|Ofsted Inspection Rating||Good|
|Inspection Date||12 November 2014|
|Address||Radley Road, Abingdon, Oxfordshire, OX14 3RR|
|Religious Character||Does Not Apply|
|Number of Pupils||78 (67% boys 33% girls)|
|Academy Sponsor||The Propeller Academy Trust|
|Percentage Free School Meals||23.6%|
|Percentage English is Not First Language||10.3%|
Information about this school
Kingfisher School converted to become an academy school on 1 February 2013. When its predecessor school known as Kingfisher School was last inspected by Ofsted, it was judged to be satisfactory. Kingfisher School along with its partners, Fitzwaryn School and Abingdon and Witney College, are known as ’The Propeller Academy Trust’. All three work closely together but have kept their original names. This school caters for pupils with severe and profound and multiple learning difficulties many of whom also have autism. A few pupils also have hearing impairment, visual impairment and/or physical difficulties. All pupils have a statement of special educational needs. Pupils are placed at Kingfisher School from local nurseries, primary schools and other special schools. The majority of pupils are White British. The proportion of pupils from minority ethnic backgrounds is very low. There are very few pupils who speak English as an additional language. Around one in five pupils are eligible for the pupil premium, which is below national figures. This is additional government funding for students known to be eligible for free school meals or those children who are looked after by a local authority. The school receives additional primary sports funding. Off-site training for sixth form students takes place at the local Abingdon and Witney College and for some KS3-5 students at Pennyhooks Farm. Pupils come from all parts of Oxfordshire and most travel to school in buses or taxis. The school has early years provision for two-year-olds but there was none at the school during the inspection.

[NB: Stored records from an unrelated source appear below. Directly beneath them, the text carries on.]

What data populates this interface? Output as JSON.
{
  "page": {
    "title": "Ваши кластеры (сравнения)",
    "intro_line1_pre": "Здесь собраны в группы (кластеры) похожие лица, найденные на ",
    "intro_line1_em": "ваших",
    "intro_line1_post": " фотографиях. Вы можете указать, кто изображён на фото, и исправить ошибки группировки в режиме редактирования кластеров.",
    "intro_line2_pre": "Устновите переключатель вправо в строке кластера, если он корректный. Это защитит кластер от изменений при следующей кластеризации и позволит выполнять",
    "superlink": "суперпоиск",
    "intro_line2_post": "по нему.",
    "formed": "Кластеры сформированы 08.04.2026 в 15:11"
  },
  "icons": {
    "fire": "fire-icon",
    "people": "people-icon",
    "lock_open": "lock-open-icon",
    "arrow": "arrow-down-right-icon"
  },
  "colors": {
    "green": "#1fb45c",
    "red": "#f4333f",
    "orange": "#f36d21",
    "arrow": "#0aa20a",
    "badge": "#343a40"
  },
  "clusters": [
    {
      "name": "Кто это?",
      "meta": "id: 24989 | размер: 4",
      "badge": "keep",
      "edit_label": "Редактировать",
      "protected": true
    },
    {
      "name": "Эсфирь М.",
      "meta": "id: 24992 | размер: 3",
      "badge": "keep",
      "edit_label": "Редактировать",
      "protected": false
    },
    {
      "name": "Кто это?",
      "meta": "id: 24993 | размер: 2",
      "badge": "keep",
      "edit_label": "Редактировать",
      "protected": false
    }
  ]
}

Summary of key findings for parents and pupils
This is a good school The headteacher, along with other leaders, has high expectations for all the pupils. Together with the governing body, they have ensured that pupils make at least good progress by providing effective training for staff and regular monitoring of learning. As a result, the achievement and progress of pupils are good. Members of the governing body have an effective range of skills that they use to challenge leaders and hold the school to account. They manage the budget well, ensuring that additional funding for disadvantaged pupils is spent for their benefit. Parents are pleased with their children’s progress. They say their children make good progress and are happy at school. Pupils’ progress is rising because they are consistently well taught. As a result, they achieve well in English and mathematics. Pupils use their literacy and numeracy skills well in other subjects. Children in the early years provision achieve well and make good progress. The range of subjects and additional therapies supports pupils’ learning and personal development well. An exciting programme of visits ensures that pupils enjoy school and achieve well. Pupils’ spiritual, moral, social and cultural development is promoted effectively. Through assemblies and topics these all help to consolidate pupils’ self-help, mobility and independence, ensuring that their personal development is good. Pupils behave well in and around the school. They say they feel safe at school and on their various visits. Teaching is typically good. Effectively planned tasks that meet pupils’ individual needs ensure that pupils are keen to do well. Relationships in lessons are strong. The overall effectiveness of the sixth form is good and students gain a range of qualifications. It is not yet an outstanding school because : The teaching of sounds that letters make (phonics) is not always accurate enough to help pupils improve their reading. The new assessment and tracking system is not yet fully in use in all areas of the school.